Task data
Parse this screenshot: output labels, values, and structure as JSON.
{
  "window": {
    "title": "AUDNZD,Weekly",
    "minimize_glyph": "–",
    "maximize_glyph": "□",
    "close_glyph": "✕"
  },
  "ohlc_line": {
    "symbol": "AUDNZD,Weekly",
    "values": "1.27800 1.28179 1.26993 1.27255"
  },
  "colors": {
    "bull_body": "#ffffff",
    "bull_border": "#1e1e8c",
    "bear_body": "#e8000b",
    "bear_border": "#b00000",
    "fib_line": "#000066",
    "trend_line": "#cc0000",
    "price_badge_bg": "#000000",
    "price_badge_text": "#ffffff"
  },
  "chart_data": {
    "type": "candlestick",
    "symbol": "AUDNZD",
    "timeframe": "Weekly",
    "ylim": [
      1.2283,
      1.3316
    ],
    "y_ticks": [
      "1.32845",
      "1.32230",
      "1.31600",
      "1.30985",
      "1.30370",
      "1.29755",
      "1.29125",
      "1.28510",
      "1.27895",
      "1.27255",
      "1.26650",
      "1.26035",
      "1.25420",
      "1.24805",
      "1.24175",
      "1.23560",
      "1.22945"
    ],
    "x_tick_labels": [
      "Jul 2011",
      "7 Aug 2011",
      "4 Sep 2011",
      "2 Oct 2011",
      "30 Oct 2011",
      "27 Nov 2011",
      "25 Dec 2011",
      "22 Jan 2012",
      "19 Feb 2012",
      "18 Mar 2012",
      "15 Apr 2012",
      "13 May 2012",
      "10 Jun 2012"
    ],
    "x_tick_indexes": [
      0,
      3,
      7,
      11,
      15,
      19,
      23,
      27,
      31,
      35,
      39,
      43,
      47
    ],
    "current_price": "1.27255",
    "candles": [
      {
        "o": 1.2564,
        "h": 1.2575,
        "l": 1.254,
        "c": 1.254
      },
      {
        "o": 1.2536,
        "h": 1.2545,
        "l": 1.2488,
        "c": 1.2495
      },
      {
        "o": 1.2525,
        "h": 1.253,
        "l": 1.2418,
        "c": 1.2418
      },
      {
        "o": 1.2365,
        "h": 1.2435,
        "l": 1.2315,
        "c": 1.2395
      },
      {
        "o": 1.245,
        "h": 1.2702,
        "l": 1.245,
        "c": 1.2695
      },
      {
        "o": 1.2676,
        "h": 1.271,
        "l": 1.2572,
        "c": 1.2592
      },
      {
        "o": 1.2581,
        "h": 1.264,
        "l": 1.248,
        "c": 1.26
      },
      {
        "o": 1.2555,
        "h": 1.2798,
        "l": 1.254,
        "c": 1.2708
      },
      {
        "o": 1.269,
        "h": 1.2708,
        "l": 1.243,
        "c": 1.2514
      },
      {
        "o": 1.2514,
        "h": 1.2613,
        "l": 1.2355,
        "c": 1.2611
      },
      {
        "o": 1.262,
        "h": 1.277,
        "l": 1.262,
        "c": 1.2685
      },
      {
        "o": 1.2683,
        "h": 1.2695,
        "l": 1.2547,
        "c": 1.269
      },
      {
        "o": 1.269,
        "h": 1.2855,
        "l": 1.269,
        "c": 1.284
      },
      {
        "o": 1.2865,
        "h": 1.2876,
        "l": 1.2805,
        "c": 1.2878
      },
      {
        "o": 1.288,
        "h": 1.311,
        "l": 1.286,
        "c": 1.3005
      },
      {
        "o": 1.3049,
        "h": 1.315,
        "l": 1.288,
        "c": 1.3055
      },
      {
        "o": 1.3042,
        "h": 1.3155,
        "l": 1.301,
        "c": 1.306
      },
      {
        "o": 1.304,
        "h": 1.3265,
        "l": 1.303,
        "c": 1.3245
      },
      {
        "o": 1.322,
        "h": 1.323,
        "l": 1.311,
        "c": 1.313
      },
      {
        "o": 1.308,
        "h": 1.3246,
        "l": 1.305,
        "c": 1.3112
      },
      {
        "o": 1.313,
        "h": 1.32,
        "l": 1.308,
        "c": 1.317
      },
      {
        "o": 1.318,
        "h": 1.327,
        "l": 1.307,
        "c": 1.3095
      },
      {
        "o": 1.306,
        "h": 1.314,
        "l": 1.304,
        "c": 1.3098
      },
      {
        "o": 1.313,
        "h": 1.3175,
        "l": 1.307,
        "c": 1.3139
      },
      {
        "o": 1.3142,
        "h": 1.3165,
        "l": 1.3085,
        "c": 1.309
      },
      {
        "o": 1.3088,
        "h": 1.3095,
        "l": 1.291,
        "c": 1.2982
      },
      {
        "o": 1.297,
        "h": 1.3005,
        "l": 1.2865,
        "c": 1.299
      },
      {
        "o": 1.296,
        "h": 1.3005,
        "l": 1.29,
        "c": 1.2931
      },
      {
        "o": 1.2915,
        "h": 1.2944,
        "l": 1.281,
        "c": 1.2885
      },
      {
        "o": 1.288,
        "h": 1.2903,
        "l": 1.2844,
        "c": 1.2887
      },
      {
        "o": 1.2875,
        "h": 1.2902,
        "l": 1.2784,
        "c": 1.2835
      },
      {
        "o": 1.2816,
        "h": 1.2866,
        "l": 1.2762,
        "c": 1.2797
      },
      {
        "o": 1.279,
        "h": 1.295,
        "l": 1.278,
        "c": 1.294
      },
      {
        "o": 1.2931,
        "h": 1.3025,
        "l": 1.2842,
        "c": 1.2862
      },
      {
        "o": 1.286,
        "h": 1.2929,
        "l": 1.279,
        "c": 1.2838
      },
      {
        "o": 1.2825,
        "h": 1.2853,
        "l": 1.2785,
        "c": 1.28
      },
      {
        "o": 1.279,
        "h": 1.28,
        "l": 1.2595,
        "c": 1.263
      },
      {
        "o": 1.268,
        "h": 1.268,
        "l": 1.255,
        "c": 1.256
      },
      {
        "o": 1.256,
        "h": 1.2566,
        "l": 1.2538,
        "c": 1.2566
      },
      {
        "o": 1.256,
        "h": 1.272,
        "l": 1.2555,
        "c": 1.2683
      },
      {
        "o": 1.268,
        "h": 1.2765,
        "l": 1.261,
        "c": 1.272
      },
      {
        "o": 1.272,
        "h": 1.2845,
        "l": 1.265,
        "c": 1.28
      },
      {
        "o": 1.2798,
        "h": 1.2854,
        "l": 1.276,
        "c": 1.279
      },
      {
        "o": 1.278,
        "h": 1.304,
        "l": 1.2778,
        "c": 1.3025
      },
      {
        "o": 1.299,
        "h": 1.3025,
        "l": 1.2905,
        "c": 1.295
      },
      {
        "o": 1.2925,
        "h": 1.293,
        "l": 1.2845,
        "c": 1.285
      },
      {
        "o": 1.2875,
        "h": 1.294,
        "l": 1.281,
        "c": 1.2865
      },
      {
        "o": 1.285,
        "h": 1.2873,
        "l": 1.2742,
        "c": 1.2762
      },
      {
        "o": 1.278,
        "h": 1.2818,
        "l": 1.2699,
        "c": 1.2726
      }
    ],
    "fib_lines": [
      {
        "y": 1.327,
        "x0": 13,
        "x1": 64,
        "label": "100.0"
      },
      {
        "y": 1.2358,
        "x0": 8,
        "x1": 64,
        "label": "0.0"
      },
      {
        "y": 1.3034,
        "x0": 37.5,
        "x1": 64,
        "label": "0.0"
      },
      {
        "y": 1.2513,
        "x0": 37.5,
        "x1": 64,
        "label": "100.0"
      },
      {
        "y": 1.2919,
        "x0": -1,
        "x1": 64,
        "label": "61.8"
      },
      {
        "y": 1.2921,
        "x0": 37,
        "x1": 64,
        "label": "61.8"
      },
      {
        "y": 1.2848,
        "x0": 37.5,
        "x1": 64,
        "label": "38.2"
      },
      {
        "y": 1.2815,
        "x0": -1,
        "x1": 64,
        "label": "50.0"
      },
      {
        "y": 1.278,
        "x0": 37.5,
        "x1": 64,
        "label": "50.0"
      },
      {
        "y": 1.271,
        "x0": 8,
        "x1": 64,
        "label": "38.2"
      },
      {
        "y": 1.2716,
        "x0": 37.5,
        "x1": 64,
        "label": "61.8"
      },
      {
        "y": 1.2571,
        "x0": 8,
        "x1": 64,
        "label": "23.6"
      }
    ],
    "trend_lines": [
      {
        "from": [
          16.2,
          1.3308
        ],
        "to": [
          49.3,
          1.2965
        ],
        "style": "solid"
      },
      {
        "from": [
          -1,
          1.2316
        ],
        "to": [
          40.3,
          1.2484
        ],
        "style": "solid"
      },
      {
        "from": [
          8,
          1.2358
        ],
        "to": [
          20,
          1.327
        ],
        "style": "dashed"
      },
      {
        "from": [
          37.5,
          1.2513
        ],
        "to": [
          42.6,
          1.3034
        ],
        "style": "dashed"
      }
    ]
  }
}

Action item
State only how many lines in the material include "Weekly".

Task output
3